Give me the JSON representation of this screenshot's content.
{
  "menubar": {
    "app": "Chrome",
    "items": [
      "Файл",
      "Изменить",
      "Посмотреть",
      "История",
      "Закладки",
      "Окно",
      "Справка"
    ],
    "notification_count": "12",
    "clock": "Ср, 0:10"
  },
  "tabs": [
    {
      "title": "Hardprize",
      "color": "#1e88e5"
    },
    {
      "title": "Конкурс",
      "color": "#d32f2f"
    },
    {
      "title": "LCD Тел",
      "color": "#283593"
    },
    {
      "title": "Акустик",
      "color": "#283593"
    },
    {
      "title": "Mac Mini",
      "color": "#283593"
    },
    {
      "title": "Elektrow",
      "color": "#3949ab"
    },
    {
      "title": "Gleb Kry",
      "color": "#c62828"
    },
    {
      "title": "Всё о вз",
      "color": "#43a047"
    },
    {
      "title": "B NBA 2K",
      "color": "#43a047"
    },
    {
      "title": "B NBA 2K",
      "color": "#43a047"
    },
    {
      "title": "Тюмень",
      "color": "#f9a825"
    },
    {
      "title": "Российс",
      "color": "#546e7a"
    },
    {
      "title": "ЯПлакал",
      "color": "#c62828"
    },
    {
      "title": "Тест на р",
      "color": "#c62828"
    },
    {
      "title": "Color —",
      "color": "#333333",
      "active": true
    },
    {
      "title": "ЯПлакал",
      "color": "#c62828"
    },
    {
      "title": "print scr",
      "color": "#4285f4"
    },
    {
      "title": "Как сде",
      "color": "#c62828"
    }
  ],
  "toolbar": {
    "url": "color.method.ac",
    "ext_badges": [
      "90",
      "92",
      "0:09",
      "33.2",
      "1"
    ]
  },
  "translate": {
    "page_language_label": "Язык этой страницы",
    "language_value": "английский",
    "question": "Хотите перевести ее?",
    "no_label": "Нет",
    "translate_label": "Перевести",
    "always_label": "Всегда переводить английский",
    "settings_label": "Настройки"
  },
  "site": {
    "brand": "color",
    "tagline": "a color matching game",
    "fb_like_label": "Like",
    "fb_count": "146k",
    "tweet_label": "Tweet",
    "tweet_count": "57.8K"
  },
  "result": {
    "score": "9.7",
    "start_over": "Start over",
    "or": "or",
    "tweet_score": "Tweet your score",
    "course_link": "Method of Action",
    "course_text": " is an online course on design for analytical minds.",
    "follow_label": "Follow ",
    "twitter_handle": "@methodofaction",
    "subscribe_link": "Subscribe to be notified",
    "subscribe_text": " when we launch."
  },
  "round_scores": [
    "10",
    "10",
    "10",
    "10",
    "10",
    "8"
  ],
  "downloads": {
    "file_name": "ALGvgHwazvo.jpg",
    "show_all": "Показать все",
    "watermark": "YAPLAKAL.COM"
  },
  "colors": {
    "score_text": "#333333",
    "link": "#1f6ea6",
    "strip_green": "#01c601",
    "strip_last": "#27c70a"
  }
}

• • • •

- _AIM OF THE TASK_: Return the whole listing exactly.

- _RESPONSE TO THIS EXERCISE_:
Give me the JSON representation of this screenshot's content.
{
  "menubar": {
    "app": "Chrome",
    "items": [
      "Файл",
      "Изменить",
      "Посмотреть",
      "История",
      "Закладки",
      "Окно",
      "Справка"
    ],
    "notification_count": "12",
    "clock": "Ср, 0:10"
  },
  "tabs": [
    {
      "title": "Hardprize",
      "color": "#1e88e5"
    },
    {
      "title": "Конкурс",
      "color": "#d32f2f"
    },
    {
      "title": "LCD Тел",
      "color": "#283593"
    },
    {
      "title": "Акустик",
      "color": "#283593"
    },
    {
      "title": "Mac Mini",
      "color": "#283593"
    },
    {
      "title": "Elektrow",
      "color": "#3949ab"
    },
    {
      "title": "Gleb Kry",
      "color": "#c62828"
    },
    {
      "title": "Всё о вз",
      "color": "#43a047"
    },
    {
      "title": "B NBA 2K",
      "color": "#43a047"
    },
    {
      "title": "B NBA 2K",
      "color": "#43a047"
    },
    {
      "title": "Тюмень",
      "color": "#f9a825"
    },
    {
      "title": "Российс",
      "color": "#546e7a"
    },
    {
      "title": "ЯПлакал",
      "color": "#c62828"
    },
    {
      "title": "Тест на р",
      "color": "#c62828"
    },
    {
      "title": "Color —",
      "color": "#333333",
      "active": true
    },
    {
      "title": "ЯПлакал",
      "color": "#c62828"
    },
    {
      "title": "print scr",
      "color": "#4285f4"
    },
    {
      "title": "Как сде",
      "color": "#c62828"
    }
  ],
  "toolbar": {
    "url": "color.method.ac",
    "ext_badges": [
      "90",
      "92",
      "0:09",
      "33.2",
      "1"
    ]
  },
  "translate": {
    "page_language_label": "Язык этой страницы",
    "language_value": "английский",
    "question": "Хотите перевести ее?",
    "no_label": "Нет",
    "translate_label": "Перевести",
    "always_label": "Всегда переводить английский",
    "settings_label": "Настройки"
  },
  "site": {
    "brand": "color",
    "tagline": "a color matching game",
    "fb_like_label": "Like",
    "fb_count": "146k",
    "tweet_label": "Tweet",
    "tweet_count": "57.8K"
  },
  "result": {
    "score": "9.7",
    "start_over": "Start over",
    "or": "or",
    "tweet_score": "Tweet your score",
    "course_link": "Method of Action",
    "course_text": " is an online course on design for analytical minds.",
    "follow_label": "Follow ",
    "twitter_handle": "@methodofaction",
    "subscribe_link": "Subscribe to be notified",
    "subscribe_text": " when we launch."
  },
  "round_scores": [
    "10",
    "10",
    "10",
    "10",
    "10",
    "8"
  ],
  "downloads": {
    "file_name": "ALGvgHwazvo.jpg",
    "show_all": "Показать все",
    "watermark": "YAPLAKAL.COM"
  },
  "colors": {
    "score_text": "#333333",
    "link": "#1f6ea6",
    "strip_green": "#01c601",
    "strip_last": "#27c70a"
  }
}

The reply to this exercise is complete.